======== Task data

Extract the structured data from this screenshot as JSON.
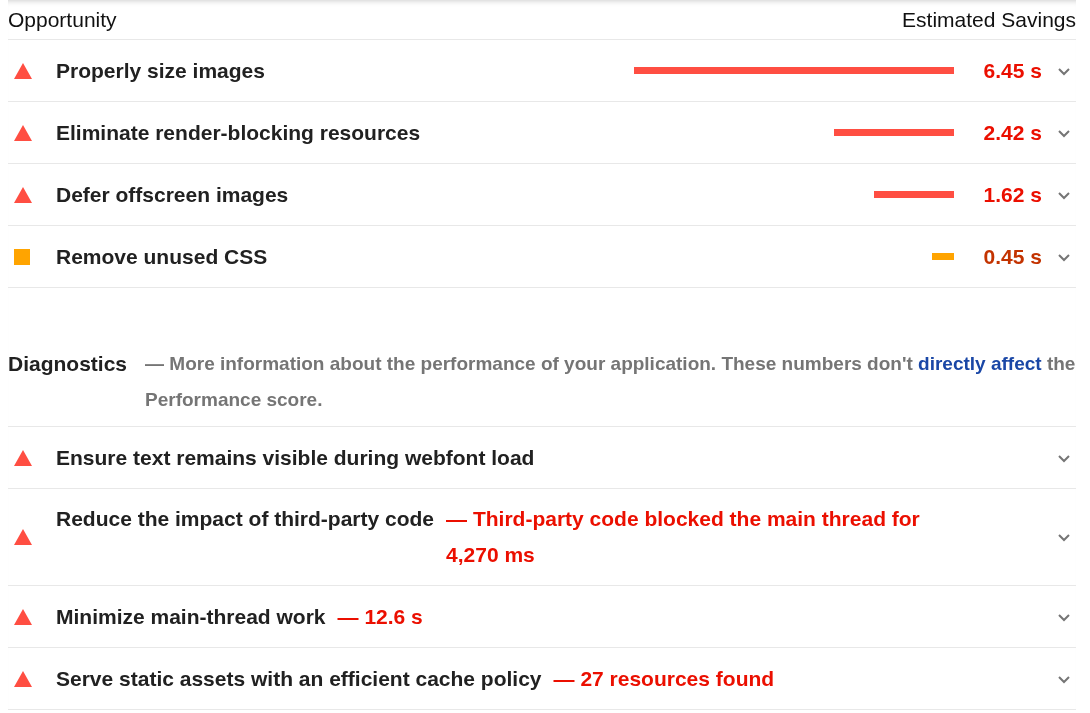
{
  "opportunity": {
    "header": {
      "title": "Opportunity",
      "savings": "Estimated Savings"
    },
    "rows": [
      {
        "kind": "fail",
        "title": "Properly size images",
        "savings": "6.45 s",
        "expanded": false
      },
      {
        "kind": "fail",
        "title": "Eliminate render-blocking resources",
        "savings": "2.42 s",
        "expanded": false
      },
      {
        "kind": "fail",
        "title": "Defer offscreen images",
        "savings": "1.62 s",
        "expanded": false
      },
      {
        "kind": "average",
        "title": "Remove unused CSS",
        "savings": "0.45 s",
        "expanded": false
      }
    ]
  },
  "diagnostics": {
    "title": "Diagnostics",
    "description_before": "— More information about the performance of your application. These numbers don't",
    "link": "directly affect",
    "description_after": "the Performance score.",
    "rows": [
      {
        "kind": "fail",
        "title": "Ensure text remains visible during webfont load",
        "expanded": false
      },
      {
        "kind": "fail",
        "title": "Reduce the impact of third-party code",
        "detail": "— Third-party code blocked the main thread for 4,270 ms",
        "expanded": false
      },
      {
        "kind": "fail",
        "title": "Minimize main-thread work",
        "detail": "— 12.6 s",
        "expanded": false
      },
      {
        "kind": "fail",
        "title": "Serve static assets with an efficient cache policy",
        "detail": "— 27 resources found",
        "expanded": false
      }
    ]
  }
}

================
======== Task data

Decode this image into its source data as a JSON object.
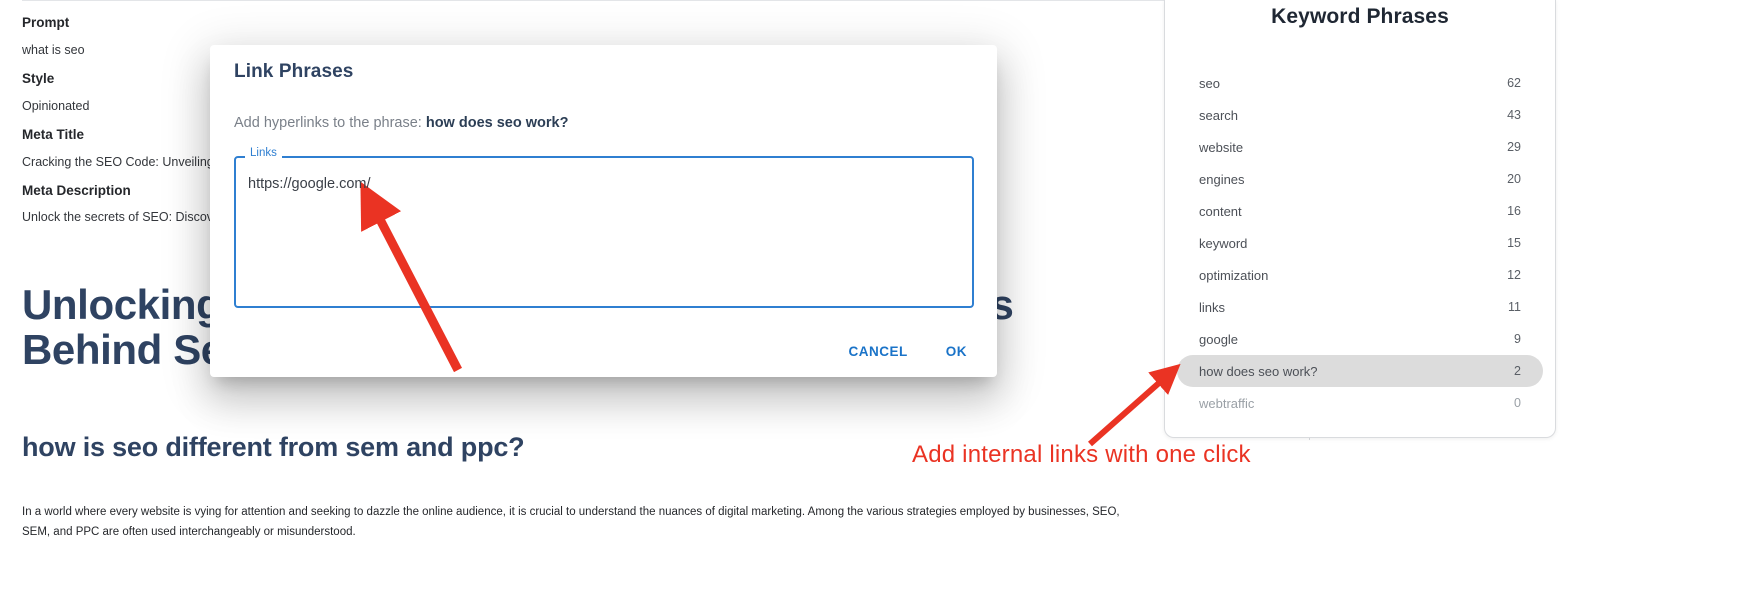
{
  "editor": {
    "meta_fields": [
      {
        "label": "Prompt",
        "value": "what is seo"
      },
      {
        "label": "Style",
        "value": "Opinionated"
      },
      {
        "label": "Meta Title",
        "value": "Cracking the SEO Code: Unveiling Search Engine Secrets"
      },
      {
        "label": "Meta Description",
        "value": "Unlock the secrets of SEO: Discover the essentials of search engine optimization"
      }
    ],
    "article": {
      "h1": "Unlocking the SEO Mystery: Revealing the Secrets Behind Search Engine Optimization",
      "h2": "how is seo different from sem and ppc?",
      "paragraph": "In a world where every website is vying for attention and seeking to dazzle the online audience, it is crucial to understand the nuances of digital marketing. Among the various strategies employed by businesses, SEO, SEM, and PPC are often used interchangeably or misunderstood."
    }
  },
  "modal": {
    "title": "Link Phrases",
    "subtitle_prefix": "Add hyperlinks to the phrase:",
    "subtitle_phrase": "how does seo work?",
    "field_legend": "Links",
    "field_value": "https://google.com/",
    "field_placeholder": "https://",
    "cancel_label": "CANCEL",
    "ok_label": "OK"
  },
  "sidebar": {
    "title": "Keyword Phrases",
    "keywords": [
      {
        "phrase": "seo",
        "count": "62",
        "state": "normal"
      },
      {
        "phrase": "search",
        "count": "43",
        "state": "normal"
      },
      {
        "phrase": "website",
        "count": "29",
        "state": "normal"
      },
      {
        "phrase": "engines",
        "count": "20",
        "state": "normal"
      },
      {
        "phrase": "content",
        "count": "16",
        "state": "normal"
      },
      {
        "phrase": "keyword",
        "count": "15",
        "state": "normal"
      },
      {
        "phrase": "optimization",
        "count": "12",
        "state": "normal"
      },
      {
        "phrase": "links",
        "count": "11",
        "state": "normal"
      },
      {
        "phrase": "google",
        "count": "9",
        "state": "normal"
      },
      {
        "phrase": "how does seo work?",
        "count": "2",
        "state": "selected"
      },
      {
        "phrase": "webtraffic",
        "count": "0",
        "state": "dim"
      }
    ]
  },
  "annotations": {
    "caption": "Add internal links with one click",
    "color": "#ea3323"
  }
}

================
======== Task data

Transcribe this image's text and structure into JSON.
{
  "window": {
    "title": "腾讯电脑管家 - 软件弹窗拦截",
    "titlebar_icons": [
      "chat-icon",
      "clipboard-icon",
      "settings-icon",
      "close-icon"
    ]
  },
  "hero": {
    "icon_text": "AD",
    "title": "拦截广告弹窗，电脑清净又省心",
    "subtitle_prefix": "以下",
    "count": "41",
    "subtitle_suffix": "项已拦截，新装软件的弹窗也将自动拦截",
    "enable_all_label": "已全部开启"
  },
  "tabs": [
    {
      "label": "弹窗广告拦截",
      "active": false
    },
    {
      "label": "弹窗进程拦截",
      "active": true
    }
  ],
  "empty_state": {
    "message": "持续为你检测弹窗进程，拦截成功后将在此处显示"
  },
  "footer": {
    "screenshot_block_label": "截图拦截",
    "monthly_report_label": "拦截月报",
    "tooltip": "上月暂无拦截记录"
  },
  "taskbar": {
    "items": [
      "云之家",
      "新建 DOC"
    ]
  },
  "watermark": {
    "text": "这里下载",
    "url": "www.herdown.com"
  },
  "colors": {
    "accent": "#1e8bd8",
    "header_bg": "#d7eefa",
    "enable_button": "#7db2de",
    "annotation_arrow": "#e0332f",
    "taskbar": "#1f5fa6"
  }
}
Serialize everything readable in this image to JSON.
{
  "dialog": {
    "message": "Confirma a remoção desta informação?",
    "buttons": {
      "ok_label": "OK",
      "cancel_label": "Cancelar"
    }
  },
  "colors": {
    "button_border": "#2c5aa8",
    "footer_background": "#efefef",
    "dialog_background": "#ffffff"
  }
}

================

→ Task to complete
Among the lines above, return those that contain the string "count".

→ Problem solution
        "count": "62",
        "count": "43",
        "count": "29",
        "count": "20",
        "count": "16",
        "count": "15",
        "count": "12",
        "count": "11",
        "count": "9",
        "count": "2",
        "count": "0",
    "count": "41",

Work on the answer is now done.